**WHAT YOU SHOULD DO**
Would you restate every entry that follows, word for word, and leave out the pictures?

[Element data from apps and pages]
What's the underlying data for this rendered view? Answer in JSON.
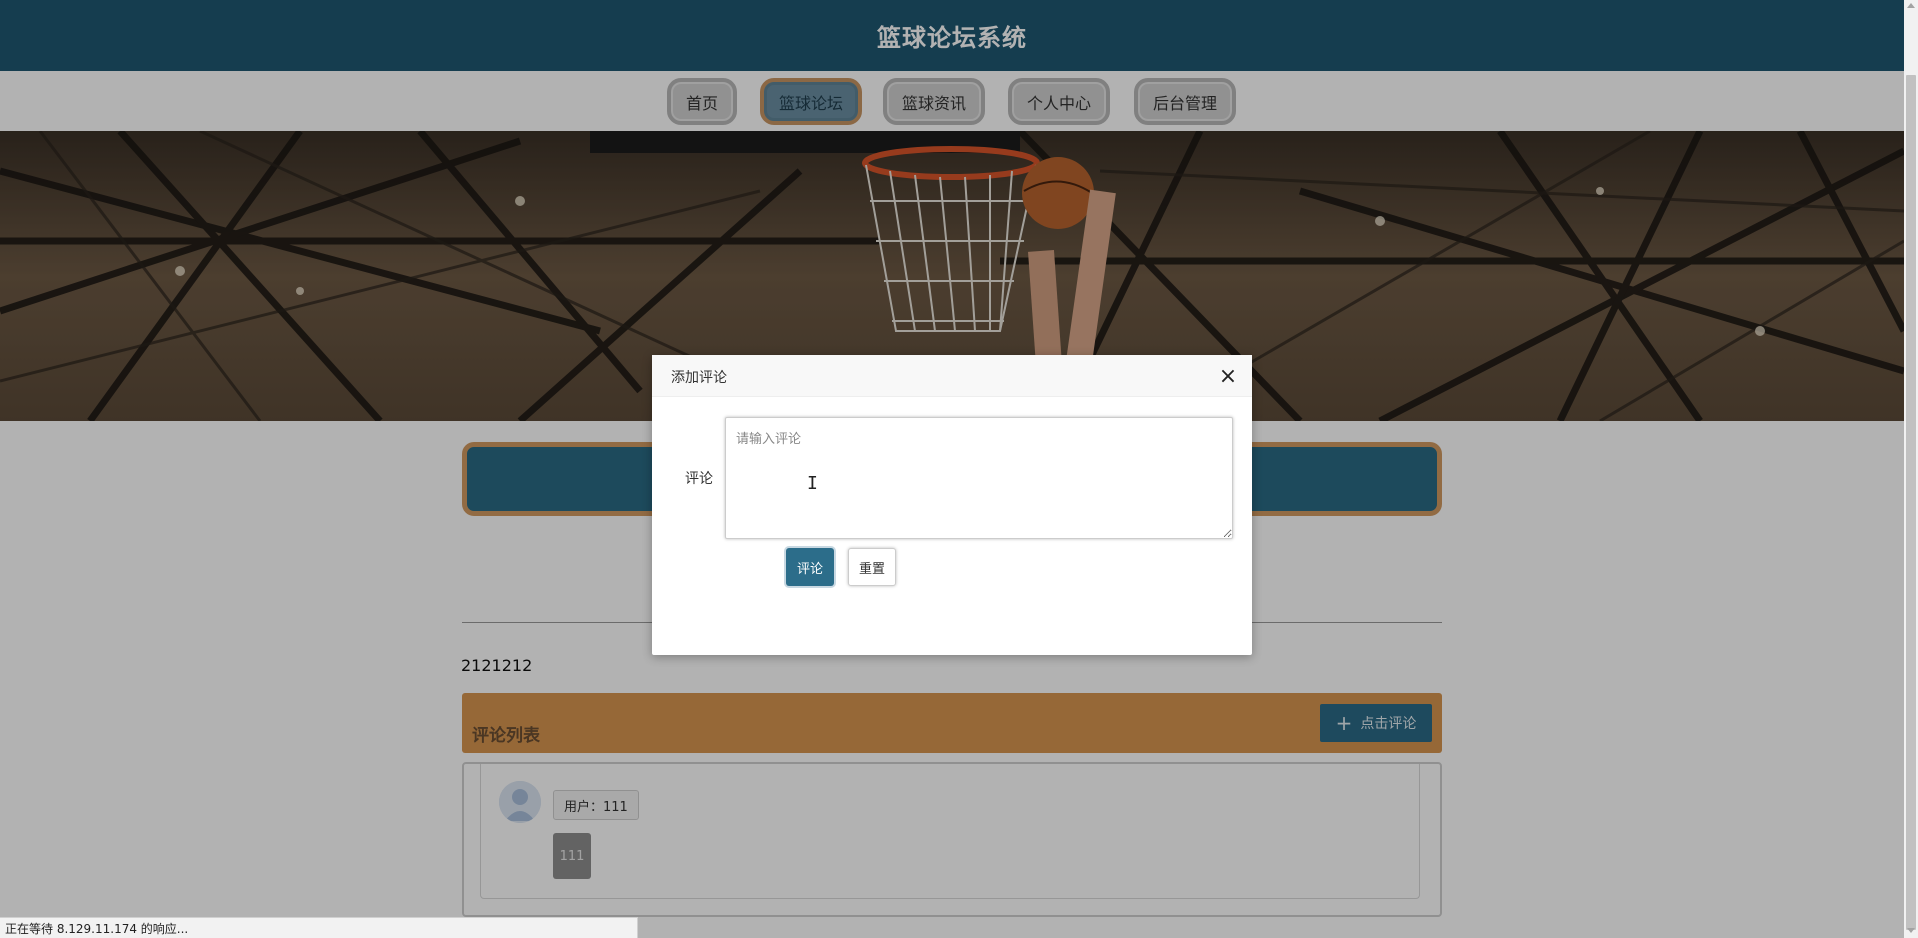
{
  "header": {
    "title": "篮球论坛系统"
  },
  "nav": {
    "items": [
      {
        "label": "首页"
      },
      {
        "label": "篮球论坛"
      },
      {
        "label": "篮球资讯"
      },
      {
        "label": "个人中心"
      },
      {
        "label": "后台管理"
      }
    ],
    "active_index": 1
  },
  "post": {
    "body": "2121212"
  },
  "comments": {
    "section_title": "评论列表",
    "add_button_label": "点击评论",
    "items": [
      {
        "user_label": "用户：111",
        "content": "111"
      }
    ]
  },
  "modal": {
    "title": "添加评论",
    "field_label": "评论",
    "textarea_placeholder": "请输入评论",
    "textarea_value": "",
    "submit_label": "评论",
    "reset_label": "重置"
  },
  "status_bar": {
    "text": "正在等待 8.129.11.174 的响应..."
  },
  "colors": {
    "header_bg": "#1f5872",
    "accent_orange": "#d7954f",
    "button_blue": "#2c6d8a"
  },
  "icons": {
    "close": "close-icon",
    "plus": "plus-icon",
    "avatar": "user-avatar-icon"
  }
}
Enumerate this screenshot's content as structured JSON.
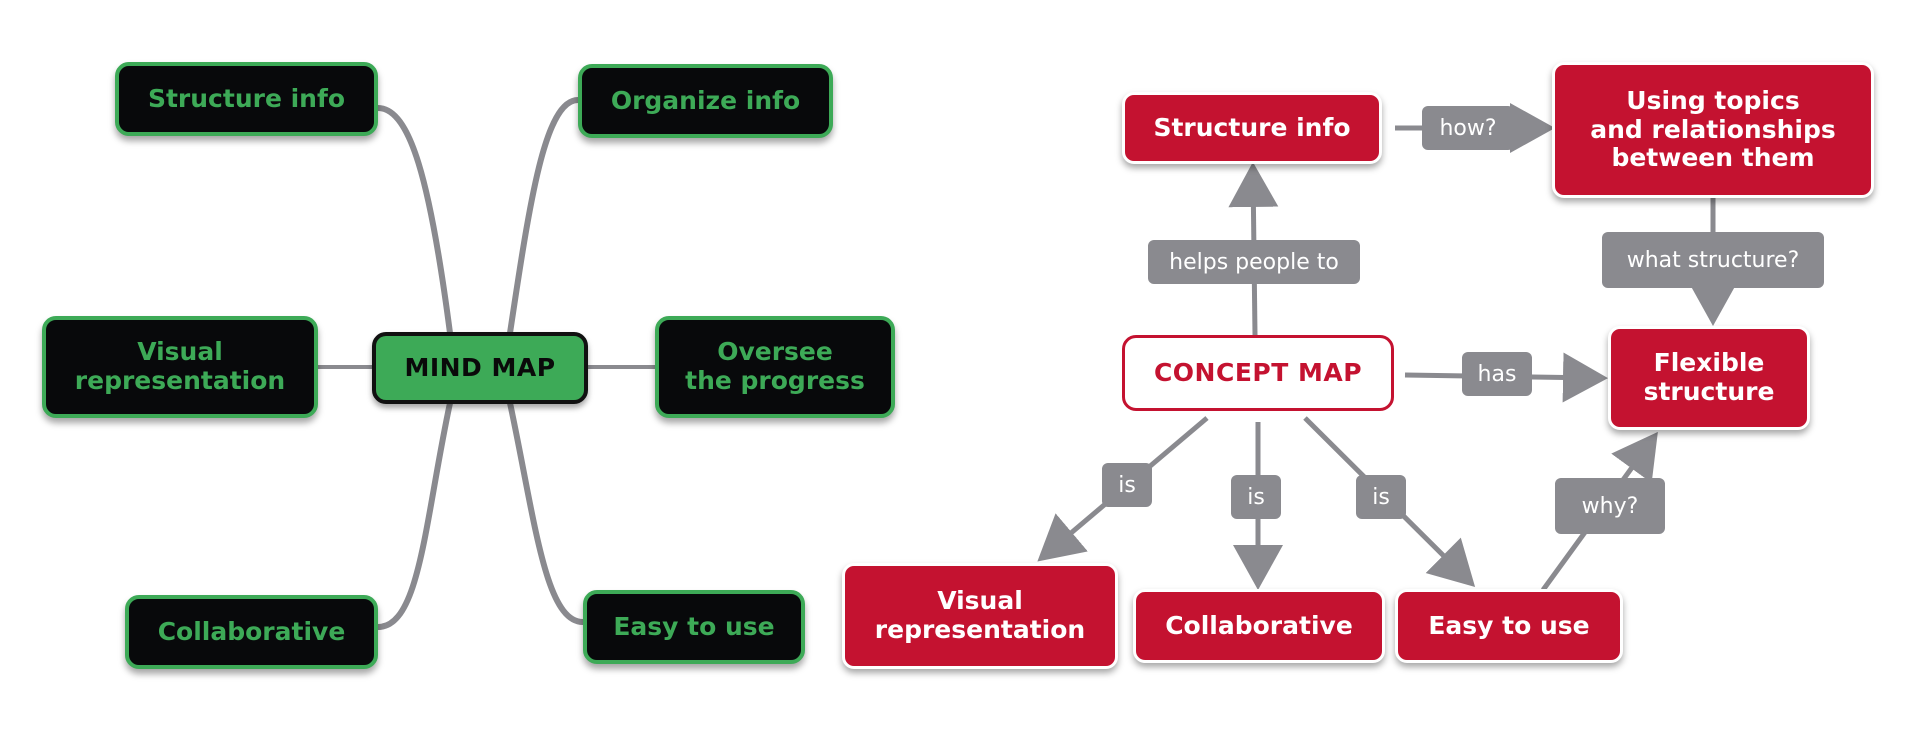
{
  "mind_map": {
    "central": "MIND MAP",
    "topics": [
      {
        "id": "structure-info",
        "label": "Structure info"
      },
      {
        "id": "organize-info",
        "label": "Organize info"
      },
      {
        "id": "visual-representation",
        "label": "Visual\nrepresentation"
      },
      {
        "id": "oversee-progress",
        "label": "Oversee\nthe progress"
      },
      {
        "id": "collaborative",
        "label": "Collaborative"
      },
      {
        "id": "easy-to-use",
        "label": "Easy to use"
      }
    ]
  },
  "concept_map": {
    "central": "CONCEPT MAP",
    "nodes": [
      {
        "id": "structure-info",
        "label": "Structure info"
      },
      {
        "id": "using-topics",
        "label": "Using topics\nand relationships\nbetween them"
      },
      {
        "id": "flexible-structure",
        "label": "Flexible\nstructure"
      },
      {
        "id": "visual-representation",
        "label": "Visual\nrepresentation"
      },
      {
        "id": "collaborative",
        "label": "Collaborative"
      },
      {
        "id": "easy-to-use",
        "label": "Easy to use"
      }
    ],
    "links": [
      {
        "from": "concept-map",
        "to": "structure-info",
        "label": "helps people to"
      },
      {
        "from": "structure-info",
        "to": "using-topics",
        "label": "how?"
      },
      {
        "from": "using-topics",
        "to": "flexible-structure",
        "label": "what structure?"
      },
      {
        "from": "concept-map",
        "to": "flexible-structure",
        "label": "has"
      },
      {
        "from": "concept-map",
        "to": "visual-representation",
        "label": "is"
      },
      {
        "from": "concept-map",
        "to": "collaborative",
        "label": "is"
      },
      {
        "from": "concept-map",
        "to": "easy-to-use",
        "label": "is"
      },
      {
        "from": "easy-to-use",
        "to": "flexible-structure",
        "label": "why?"
      }
    ]
  },
  "colors": {
    "mind_green": "#3daa57",
    "mind_dark": "#08090b",
    "concept_red": "#c41230",
    "link_gray": "#8a8a8f"
  }
}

**REPLY**
What's the underlying data for this rendered view? Answer in JSON.
{
  "header": {
    "title": "篮球论坛系统"
  },
  "nav": {
    "items": [
      {
        "label": "首页"
      },
      {
        "label": "篮球论坛"
      },
      {
        "label": "篮球资讯"
      },
      {
        "label": "个人中心"
      },
      {
        "label": "后台管理"
      }
    ],
    "active_index": 1
  },
  "post": {
    "body": "2121212"
  },
  "comments": {
    "section_title": "评论列表",
    "add_button_label": "点击评论",
    "items": [
      {
        "user_label": "用户：111",
        "content": "111"
      }
    ]
  },
  "modal": {
    "title": "添加评论",
    "field_label": "评论",
    "textarea_placeholder": "请输入评论",
    "textarea_value": "",
    "submit_label": "评论",
    "reset_label": "重置"
  },
  "status_bar": {
    "text": "正在等待 8.129.11.174 的响应..."
  },
  "colors": {
    "header_bg": "#1f5872",
    "accent_orange": "#d7954f",
    "button_blue": "#2c6d8a"
  },
  "icons": {
    "close": "close-icon",
    "plus": "plus-icon",
    "avatar": "user-avatar-icon"
  }
}
Enumerate this screenshot's content as structured JSON.
{
  "mind_map": {
    "central": "MIND MAP",
    "topics": [
      {
        "id": "structure-info",
        "label": "Structure info"
      },
      {
        "id": "organize-info",
        "label": "Organize info"
      },
      {
        "id": "visual-representation",
        "label": "Visual\nrepresentation"
      },
      {
        "id": "oversee-progress",
        "label": "Oversee\nthe progress"
      },
      {
        "id": "collaborative",
        "label": "Collaborative"
      },
      {
        "id": "easy-to-use",
        "label": "Easy to use"
      }
    ]
  },
  "concept_map": {
    "central": "CONCEPT MAP",
    "nodes": [
      {
        "id": "structure-info",
        "label": "Structure info"
      },
      {
        "id": "using-topics",
        "label": "Using topics\nand relationships\nbetween them"
      },
      {
        "id": "flexible-structure",
        "label": "Flexible\nstructure"
      },
      {
        "id": "visual-representation",
        "label": "Visual\nrepresentation"
      },
      {
        "id": "collaborative",
        "label": "Collaborative"
      },
      {
        "id": "easy-to-use",
        "label": "Easy to use"
      }
    ],
    "links": [
      {
        "from": "concept-map",
        "to": "structure-info",
        "label": "helps people to"
      },
      {
        "from": "structure-info",
        "to": "using-topics",
        "label": "how?"
      },
      {
        "from": "using-topics",
        "to": "flexible-structure",
        "label": "what structure?"
      },
      {
        "from": "concept-map",
        "to": "flexible-structure",
        "label": "has"
      },
      {
        "from": "concept-map",
        "to": "visual-representation",
        "label": "is"
      },
      {
        "from": "concept-map",
        "to": "collaborative",
        "label": "is"
      },
      {
        "from": "concept-map",
        "to": "easy-to-use",
        "label": "is"
      },
      {
        "from": "easy-to-use",
        "to": "flexible-structure",
        "label": "why?"
      }
    ]
  },
  "colors": {
    "mind_green": "#3daa57",
    "mind_dark": "#08090b",
    "concept_red": "#c41230",
    "link_gray": "#8a8a8f"
  }
}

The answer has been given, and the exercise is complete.